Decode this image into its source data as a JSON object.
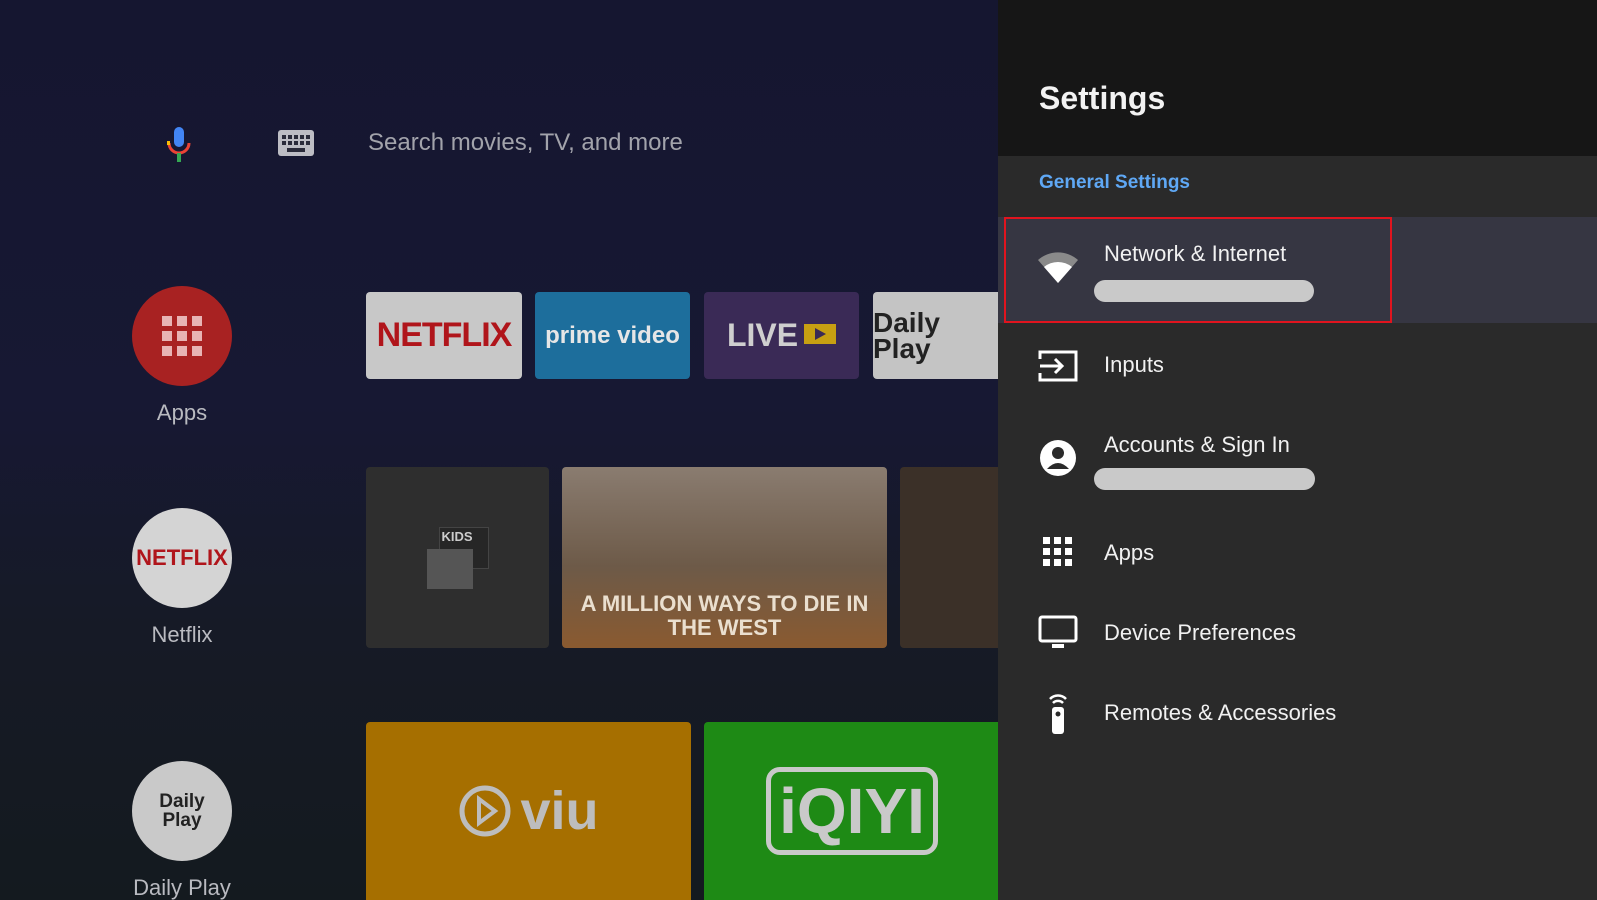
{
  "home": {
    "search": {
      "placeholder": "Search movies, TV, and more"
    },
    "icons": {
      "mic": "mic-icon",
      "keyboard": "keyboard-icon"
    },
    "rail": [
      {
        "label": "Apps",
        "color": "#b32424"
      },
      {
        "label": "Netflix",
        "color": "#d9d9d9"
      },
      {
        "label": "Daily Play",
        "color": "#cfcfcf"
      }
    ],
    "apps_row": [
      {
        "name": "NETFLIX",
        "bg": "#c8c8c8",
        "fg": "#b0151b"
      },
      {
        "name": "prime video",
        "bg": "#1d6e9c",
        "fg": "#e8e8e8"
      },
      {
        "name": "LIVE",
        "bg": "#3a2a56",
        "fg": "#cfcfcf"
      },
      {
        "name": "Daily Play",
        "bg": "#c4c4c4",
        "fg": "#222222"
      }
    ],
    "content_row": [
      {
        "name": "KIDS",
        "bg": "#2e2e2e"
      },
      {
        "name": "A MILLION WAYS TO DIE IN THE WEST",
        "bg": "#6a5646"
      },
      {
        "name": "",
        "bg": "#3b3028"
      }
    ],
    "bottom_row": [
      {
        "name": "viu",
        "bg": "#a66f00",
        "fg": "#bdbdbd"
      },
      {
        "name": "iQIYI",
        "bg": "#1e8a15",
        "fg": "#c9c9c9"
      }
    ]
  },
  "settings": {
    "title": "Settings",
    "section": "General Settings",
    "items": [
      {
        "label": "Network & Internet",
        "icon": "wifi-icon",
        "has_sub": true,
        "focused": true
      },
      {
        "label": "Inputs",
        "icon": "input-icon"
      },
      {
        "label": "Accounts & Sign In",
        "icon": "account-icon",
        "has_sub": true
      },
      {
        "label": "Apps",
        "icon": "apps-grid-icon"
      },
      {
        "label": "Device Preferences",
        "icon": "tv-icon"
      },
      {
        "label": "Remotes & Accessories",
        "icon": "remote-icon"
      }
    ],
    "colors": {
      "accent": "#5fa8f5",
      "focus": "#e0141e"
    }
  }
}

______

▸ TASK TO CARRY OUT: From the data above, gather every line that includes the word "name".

▸ OUTPUT FOR THIS EXERCISE:
        "name": "NETFLIX",
        "name": "prime video",
        "name": "LIVE",
        "name": "Daily Play",
        "name": "KIDS",
        "name": "A MILLION WAYS TO DIE IN THE WEST",
        "name": "",
        "name": "viu",
        "name": "iQIYI",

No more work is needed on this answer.